Start of Block

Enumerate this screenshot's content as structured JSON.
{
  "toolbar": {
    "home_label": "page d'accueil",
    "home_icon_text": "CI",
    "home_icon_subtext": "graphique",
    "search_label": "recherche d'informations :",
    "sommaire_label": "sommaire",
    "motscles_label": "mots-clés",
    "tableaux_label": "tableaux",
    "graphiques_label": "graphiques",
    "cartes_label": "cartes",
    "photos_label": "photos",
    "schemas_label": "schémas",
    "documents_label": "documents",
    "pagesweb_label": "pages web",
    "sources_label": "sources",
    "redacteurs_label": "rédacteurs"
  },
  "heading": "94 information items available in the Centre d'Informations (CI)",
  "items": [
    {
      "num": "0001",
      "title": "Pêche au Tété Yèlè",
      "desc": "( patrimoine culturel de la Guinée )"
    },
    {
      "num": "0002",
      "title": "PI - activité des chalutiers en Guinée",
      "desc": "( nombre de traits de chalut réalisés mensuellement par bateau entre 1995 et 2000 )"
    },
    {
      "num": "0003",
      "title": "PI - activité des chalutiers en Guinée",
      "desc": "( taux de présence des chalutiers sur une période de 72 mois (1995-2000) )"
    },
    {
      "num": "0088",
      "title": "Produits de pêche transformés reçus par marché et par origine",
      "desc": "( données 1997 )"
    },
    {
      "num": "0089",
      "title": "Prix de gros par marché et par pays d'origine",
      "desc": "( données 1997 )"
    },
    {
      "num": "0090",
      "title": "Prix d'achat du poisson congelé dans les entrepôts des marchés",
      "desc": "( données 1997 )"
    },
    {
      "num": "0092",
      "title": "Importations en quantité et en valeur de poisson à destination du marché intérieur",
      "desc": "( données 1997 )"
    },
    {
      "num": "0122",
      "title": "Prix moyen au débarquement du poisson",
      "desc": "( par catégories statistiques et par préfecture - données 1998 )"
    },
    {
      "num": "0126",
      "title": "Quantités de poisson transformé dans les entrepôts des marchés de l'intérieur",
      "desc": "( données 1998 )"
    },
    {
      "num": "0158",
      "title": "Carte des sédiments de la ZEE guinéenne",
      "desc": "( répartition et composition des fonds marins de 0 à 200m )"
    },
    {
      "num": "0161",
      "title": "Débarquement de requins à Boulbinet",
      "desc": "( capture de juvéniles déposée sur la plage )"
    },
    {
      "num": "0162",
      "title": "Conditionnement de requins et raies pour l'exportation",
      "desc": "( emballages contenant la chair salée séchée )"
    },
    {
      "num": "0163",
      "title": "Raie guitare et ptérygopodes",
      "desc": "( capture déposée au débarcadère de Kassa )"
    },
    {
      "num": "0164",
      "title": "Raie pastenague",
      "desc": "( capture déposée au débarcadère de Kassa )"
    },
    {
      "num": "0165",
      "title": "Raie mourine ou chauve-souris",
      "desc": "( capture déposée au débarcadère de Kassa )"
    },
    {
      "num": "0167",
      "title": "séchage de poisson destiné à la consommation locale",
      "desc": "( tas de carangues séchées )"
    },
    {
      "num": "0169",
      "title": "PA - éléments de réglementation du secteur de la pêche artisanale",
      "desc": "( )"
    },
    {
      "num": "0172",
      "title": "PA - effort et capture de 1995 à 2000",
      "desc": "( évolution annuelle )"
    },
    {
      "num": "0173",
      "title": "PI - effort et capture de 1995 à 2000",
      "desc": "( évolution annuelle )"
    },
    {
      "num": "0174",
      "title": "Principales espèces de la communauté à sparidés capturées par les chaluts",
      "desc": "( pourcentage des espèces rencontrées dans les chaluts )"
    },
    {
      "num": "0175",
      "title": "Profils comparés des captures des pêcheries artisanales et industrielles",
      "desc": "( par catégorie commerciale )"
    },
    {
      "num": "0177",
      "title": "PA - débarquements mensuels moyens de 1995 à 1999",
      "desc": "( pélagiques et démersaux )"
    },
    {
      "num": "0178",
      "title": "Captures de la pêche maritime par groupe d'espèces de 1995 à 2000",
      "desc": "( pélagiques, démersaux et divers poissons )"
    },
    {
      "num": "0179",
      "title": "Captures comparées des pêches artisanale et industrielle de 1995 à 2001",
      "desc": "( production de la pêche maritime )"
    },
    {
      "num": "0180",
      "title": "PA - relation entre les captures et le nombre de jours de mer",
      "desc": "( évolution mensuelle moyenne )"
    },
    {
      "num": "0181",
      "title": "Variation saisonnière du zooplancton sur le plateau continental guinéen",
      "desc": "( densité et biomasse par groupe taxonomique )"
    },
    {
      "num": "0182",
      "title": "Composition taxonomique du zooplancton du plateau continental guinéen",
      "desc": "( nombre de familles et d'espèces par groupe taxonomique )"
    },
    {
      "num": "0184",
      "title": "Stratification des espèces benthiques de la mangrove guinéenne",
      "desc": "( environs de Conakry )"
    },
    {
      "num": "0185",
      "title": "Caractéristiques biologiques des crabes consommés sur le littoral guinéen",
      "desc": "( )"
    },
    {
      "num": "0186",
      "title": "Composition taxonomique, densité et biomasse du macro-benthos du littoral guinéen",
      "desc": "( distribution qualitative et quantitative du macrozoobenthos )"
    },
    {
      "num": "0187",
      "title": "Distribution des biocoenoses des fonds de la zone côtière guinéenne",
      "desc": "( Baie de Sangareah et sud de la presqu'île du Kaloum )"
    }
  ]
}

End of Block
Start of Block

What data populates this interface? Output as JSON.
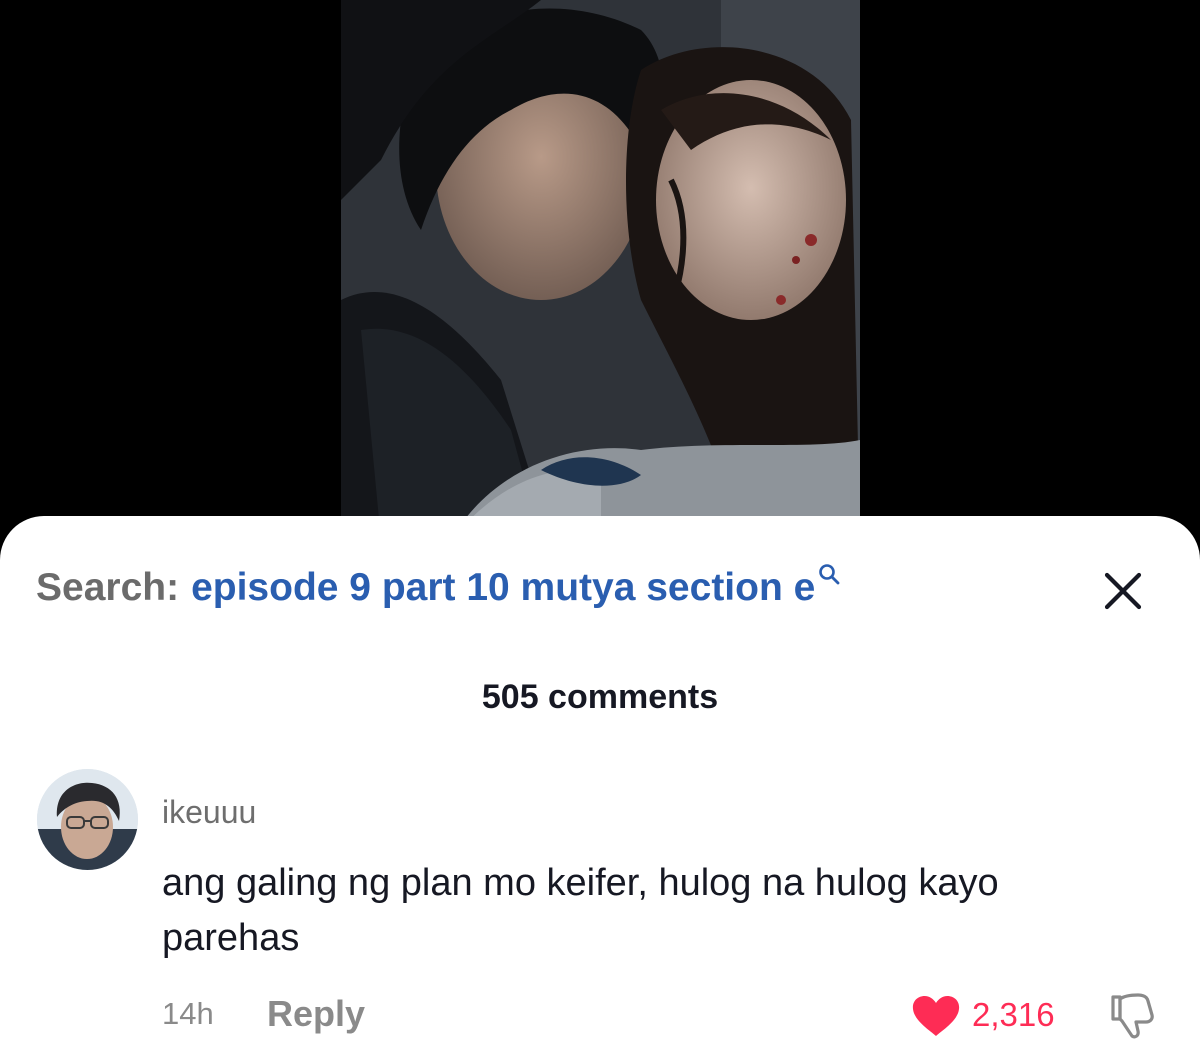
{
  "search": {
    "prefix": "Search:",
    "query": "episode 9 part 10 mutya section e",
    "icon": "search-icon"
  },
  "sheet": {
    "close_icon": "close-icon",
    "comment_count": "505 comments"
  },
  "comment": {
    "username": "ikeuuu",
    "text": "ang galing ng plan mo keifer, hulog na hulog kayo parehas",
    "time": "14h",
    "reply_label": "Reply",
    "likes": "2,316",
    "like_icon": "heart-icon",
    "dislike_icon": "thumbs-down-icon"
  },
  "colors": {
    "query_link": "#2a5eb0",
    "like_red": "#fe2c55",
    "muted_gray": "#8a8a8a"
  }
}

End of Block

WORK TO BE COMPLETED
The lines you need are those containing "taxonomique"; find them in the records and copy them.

EXPECTED ANSWER
      "desc": "( densité et biomasse par groupe taxonomique )"
      "title": "Composition taxonomique du zooplancton du plateau continental guinéen",
      "desc": "( nombre de familles et d'espèces par groupe taxonomique )"
      "title": "Composition taxonomique, densité et biomasse du macro-benthos du littoral guinéen",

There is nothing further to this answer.